Your task – The answer must be the full set of records, repeated exactly.

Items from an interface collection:
Start of Block

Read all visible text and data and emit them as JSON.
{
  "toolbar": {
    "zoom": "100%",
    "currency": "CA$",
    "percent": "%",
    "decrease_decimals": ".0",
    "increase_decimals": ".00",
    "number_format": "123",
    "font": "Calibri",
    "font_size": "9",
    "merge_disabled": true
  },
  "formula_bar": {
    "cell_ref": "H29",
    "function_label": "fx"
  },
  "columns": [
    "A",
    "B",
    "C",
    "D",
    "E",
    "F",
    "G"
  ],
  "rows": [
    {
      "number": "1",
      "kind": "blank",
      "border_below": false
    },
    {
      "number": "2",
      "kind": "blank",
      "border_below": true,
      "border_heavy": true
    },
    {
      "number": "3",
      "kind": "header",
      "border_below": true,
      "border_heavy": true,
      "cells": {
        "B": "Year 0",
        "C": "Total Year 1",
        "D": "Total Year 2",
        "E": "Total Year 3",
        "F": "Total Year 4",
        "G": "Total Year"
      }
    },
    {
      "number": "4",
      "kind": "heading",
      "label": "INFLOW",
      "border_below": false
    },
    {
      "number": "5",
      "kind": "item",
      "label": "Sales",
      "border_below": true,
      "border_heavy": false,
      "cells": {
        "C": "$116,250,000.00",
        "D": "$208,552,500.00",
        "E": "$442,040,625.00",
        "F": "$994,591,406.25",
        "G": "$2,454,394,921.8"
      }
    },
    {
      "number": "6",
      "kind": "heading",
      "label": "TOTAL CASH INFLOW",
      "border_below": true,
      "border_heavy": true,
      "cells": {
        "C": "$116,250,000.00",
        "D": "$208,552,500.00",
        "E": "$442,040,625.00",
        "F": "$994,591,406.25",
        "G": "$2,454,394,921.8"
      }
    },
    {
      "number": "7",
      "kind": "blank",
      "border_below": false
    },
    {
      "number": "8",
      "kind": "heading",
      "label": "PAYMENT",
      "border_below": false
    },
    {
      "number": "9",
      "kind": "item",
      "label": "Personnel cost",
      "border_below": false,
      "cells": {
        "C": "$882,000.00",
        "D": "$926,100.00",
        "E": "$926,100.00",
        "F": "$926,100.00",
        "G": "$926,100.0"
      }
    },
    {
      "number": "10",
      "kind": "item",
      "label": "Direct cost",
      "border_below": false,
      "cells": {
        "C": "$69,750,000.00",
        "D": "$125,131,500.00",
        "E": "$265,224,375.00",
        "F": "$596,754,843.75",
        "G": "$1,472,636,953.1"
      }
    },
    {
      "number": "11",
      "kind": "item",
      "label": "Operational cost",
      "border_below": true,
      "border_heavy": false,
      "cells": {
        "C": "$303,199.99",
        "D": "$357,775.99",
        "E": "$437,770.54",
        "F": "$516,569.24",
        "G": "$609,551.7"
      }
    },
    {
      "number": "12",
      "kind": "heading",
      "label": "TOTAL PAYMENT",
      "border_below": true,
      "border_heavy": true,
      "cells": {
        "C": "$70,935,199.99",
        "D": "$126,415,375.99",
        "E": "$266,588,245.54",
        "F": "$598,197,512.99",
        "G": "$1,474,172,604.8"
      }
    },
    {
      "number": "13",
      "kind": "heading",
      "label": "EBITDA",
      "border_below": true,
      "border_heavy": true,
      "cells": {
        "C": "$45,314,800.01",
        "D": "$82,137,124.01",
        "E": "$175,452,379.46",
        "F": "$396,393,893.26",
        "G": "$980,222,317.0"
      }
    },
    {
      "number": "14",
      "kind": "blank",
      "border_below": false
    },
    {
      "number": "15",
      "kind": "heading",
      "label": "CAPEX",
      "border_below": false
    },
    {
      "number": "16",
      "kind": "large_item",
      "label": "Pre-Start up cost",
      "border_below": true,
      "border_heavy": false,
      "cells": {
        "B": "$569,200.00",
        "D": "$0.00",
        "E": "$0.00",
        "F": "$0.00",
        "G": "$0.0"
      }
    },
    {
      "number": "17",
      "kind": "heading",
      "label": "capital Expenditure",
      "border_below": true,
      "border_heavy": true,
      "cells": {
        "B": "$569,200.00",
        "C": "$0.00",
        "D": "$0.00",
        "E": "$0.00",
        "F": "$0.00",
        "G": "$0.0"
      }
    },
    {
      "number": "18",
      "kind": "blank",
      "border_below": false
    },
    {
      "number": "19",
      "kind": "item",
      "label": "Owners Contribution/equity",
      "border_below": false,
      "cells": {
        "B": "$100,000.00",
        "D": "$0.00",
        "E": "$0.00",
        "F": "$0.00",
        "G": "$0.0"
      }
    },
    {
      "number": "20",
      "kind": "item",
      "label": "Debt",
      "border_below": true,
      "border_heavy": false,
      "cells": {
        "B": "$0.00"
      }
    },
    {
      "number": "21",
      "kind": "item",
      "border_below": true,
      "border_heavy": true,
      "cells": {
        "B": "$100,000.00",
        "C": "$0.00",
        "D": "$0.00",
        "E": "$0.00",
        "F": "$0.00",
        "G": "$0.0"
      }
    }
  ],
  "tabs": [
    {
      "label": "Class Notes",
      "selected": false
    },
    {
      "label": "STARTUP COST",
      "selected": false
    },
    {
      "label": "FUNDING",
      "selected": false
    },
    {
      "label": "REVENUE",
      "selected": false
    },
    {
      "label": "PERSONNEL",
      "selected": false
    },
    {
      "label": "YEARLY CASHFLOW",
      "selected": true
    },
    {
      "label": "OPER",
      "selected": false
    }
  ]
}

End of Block

Answer to this task –
Read all visible text and data and emit them as JSON.
{
  "toolbar": {
    "zoom": "100%",
    "currency": "CA$",
    "percent": "%",
    "decrease_decimals": ".0",
    "increase_decimals": ".00",
    "number_format": "123",
    "font": "Calibri",
    "font_size": "9",
    "merge_disabled": true
  },
  "formula_bar": {
    "cell_ref": "H29",
    "function_label": "fx"
  },
  "columns": [
    "A",
    "B",
    "C",
    "D",
    "E",
    "F",
    "G"
  ],
  "rows": [
    {
      "number": "1",
      "kind": "blank",
      "border_below": false
    },
    {
      "number": "2",
      "kind": "blank",
      "border_below": true,
      "border_heavy": true
    },
    {
      "number": "3",
      "kind": "header",
      "border_below": true,
      "border_heavy": true,
      "cells": {
        "B": "Year 0",
        "C": "Total Year 1",
        "D": "Total Year 2",
        "E": "Total Year 3",
        "F": "Total Year 4",
        "G": "Total Year"
      }
    },
    {
      "number": "4",
      "kind": "heading",
      "label": "INFLOW",
      "border_below": false
    },
    {
      "number": "5",
      "kind": "item",
      "label": "Sales",
      "border_below": true,
      "border_heavy": false,
      "cells": {
        "C": "$116,250,000.00",
        "D": "$208,552,500.00",
        "E": "$442,040,625.00",
        "F": "$994,591,406.25",
        "G": "$2,454,394,921.8"
      }
    },
    {
      "number": "6",
      "kind": "heading",
      "label": "TOTAL CASH INFLOW",
      "border_below": true,
      "border_heavy": true,
      "cells": {
        "C": "$116,250,000.00",
        "D": "$208,552,500.00",
        "E": "$442,040,625.00",
        "F": "$994,591,406.25",
        "G": "$2,454,394,921.8"
      }
    },
    {
      "number": "7",
      "kind": "blank",
      "border_below": false
    },
    {
      "number": "8",
      "kind": "heading",
      "label": "PAYMENT",
      "border_below": false
    },
    {
      "number": "9",
      "kind": "item",
      "label": "Personnel cost",
      "border_below": false,
      "cells": {
        "C": "$882,000.00",
        "D": "$926,100.00",
        "E": "$926,100.00",
        "F": "$926,100.00",
        "G": "$926,100.0"
      }
    },
    {
      "number": "10",
      "kind": "item",
      "label": "Direct cost",
      "border_below": false,
      "cells": {
        "C": "$69,750,000.00",
        "D": "$125,131,500.00",
        "E": "$265,224,375.00",
        "F": "$596,754,843.75",
        "G": "$1,472,636,953.1"
      }
    },
    {
      "number": "11",
      "kind": "item",
      "label": "Operational cost",
      "border_below": true,
      "border_heavy": false,
      "cells": {
        "C": "$303,199.99",
        "D": "$357,775.99",
        "E": "$437,770.54",
        "F": "$516,569.24",
        "G": "$609,551.7"
      }
    },
    {
      "number": "12",
      "kind": "heading",
      "label": "TOTAL PAYMENT",
      "border_below": true,
      "border_heavy": true,
      "cells": {
        "C": "$70,935,199.99",
        "D": "$126,415,375.99",
        "E": "$266,588,245.54",
        "F": "$598,197,512.99",
        "G": "$1,474,172,604.8"
      }
    },
    {
      "number": "13",
      "kind": "heading",
      "label": "EBITDA",
      "border_below": true,
      "border_heavy": true,
      "cells": {
        "C": "$45,314,800.01",
        "D": "$82,137,124.01",
        "E": "$175,452,379.46",
        "F": "$396,393,893.26",
        "G": "$980,222,317.0"
      }
    },
    {
      "number": "14",
      "kind": "blank",
      "border_below": false
    },
    {
      "number": "15",
      "kind": "heading",
      "label": "CAPEX",
      "border_below": false
    },
    {
      "number": "16",
      "kind": "large_item",
      "label": "Pre-Start up cost",
      "border_below": true,
      "border_heavy": false,
      "cells": {
        "B": "$569,200.00",
        "D": "$0.00",
        "E": "$0.00",
        "F": "$0.00",
        "G": "$0.0"
      }
    },
    {
      "number": "17",
      "kind": "heading",
      "label": "capital Expenditure",
      "border_below": true,
      "border_heavy": true,
      "cells": {
        "B": "$569,200.00",
        "C": "$0.00",
        "D": "$0.00",
        "E": "$0.00",
        "F": "$0.00",
        "G": "$0.0"
      }
    },
    {
      "number": "18",
      "kind": "blank",
      "border_below": false
    },
    {
      "number": "19",
      "kind": "item",
      "label": "Owners Contribution/equity",
      "border_below": false,
      "cells": {
        "B": "$100,000.00",
        "D": "$0.00",
        "E": "$0.00",
        "F": "$0.00",
        "G": "$0.0"
      }
    },
    {
      "number": "20",
      "kind": "item",
      "label": "Debt",
      "border_below": true,
      "border_heavy": false,
      "cells": {
        "B": "$0.00"
      }
    },
    {
      "number": "21",
      "kind": "item",
      "border_below": true,
      "border_heavy": true,
      "cells": {
        "B": "$100,000.00",
        "C": "$0.00",
        "D": "$0.00",
        "E": "$0.00",
        "F": "$0.00",
        "G": "$0.0"
      }
    }
  ],
  "tabs": [
    {
      "label": "Class Notes",
      "selected": false
    },
    {
      "label": "STARTUP COST",
      "selected": false
    },
    {
      "label": "FUNDING",
      "selected": false
    },
    {
      "label": "REVENUE",
      "selected": false
    },
    {
      "label": "PERSONNEL",
      "selected": false
    },
    {
      "label": "YEARLY CASHFLOW",
      "selected": true
    },
    {
      "label": "OPER",
      "selected": false
    }
  ]
}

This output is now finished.